Return each line of the data below that contains the string "Reduce".

__TASK INPUTS__
☆ ☆ ☆ ☆
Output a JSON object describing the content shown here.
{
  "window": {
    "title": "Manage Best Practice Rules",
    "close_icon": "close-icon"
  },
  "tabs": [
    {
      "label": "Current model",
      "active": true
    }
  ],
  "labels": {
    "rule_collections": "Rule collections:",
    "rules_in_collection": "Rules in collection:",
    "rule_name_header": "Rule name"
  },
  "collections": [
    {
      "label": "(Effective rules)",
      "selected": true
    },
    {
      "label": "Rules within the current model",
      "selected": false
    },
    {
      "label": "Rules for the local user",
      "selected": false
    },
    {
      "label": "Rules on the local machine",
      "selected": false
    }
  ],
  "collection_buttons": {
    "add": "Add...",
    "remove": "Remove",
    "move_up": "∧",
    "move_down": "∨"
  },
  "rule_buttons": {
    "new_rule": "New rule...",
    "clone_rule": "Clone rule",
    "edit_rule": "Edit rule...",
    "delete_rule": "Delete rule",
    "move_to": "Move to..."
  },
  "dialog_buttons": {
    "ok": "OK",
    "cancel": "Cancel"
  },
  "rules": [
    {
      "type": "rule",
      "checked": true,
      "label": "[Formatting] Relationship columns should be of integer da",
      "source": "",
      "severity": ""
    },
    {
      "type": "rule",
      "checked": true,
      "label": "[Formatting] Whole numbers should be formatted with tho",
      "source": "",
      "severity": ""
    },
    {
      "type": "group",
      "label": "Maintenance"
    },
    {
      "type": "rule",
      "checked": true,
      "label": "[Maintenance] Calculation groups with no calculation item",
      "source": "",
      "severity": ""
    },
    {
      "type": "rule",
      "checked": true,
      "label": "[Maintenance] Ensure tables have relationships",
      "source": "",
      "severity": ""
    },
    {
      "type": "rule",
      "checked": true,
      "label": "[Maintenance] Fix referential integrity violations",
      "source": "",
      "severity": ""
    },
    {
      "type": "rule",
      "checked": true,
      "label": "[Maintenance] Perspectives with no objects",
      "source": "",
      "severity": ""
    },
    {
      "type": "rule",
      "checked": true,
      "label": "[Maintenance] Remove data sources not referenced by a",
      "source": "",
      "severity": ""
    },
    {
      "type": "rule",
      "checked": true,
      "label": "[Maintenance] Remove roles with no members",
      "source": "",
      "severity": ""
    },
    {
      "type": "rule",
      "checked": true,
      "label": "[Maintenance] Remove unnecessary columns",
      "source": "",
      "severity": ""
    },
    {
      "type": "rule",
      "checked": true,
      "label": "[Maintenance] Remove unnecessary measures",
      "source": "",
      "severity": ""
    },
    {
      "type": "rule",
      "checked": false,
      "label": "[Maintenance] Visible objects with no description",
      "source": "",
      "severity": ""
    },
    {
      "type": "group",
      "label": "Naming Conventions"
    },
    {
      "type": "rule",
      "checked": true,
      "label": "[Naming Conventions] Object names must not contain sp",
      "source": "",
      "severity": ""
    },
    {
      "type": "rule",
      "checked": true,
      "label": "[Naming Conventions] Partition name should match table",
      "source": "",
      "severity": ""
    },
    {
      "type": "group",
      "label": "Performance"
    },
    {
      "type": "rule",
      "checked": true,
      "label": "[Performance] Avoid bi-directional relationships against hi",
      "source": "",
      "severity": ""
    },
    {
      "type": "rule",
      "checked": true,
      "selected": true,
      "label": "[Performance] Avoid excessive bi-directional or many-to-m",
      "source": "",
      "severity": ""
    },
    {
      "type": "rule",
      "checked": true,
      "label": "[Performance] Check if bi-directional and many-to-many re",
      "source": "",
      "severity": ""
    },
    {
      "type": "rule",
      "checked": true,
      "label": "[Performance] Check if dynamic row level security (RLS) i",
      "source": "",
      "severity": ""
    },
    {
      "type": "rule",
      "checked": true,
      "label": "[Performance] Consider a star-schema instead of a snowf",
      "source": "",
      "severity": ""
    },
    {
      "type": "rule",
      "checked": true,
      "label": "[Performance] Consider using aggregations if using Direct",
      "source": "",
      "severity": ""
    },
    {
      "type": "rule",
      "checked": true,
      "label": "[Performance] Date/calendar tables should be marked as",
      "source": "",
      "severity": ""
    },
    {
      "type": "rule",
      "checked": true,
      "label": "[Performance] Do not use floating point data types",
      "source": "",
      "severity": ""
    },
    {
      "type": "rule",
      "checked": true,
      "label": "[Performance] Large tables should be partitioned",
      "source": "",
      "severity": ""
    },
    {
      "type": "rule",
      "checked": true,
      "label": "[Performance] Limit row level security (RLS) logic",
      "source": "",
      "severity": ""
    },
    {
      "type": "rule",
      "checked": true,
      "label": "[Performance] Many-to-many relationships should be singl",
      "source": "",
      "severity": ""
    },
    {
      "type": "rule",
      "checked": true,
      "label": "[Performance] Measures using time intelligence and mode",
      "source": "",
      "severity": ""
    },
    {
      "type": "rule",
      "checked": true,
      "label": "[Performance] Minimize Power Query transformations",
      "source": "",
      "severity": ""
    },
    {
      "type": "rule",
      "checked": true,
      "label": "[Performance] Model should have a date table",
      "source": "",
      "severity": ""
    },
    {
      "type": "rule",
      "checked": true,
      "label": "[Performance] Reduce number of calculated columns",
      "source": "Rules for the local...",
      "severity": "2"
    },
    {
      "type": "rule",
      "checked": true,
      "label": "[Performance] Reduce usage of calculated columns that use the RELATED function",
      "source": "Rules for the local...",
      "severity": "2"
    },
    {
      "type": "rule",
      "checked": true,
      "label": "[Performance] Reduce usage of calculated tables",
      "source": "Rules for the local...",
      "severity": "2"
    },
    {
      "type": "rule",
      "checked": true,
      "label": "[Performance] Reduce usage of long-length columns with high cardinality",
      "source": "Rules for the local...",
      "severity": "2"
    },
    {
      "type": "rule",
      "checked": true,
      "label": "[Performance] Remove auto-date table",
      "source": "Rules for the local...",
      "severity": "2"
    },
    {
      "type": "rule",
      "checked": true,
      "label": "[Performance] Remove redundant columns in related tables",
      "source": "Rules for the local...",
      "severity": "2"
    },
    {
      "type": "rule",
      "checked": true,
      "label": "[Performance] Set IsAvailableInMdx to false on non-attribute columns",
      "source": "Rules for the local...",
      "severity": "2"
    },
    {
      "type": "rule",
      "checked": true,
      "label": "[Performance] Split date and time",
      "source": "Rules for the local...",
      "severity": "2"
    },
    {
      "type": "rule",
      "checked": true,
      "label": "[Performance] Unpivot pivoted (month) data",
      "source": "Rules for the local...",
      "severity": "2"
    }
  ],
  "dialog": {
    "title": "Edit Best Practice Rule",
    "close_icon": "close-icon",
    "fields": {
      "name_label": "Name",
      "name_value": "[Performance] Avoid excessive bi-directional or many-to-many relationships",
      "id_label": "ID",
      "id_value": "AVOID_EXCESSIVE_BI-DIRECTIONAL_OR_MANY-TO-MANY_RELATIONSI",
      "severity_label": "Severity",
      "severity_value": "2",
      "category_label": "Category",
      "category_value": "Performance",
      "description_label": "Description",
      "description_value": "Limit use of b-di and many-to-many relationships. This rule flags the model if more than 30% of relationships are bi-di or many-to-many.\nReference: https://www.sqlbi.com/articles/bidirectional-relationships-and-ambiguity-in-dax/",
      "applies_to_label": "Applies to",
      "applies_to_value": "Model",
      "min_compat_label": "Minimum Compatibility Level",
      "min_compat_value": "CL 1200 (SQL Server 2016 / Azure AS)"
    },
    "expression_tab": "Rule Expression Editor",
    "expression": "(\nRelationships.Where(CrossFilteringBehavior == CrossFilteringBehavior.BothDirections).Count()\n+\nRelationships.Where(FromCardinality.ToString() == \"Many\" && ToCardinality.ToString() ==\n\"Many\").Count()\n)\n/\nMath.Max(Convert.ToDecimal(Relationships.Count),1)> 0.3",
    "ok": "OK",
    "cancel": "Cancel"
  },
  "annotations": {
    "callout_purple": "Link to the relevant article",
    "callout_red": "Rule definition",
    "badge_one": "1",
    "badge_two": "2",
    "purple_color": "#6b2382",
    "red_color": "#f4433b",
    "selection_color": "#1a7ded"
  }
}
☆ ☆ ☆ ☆
__SOLUTION FOR THIS TASK__
      "label": "[Performance] Reduce number of calculated columns",
      "label": "[Performance] Reduce usage of calculated columns that use the RELATED function",
      "label": "[Performance] Reduce usage of calculated tables",
      "label": "[Performance] Reduce usage of long-length columns with high cardinality",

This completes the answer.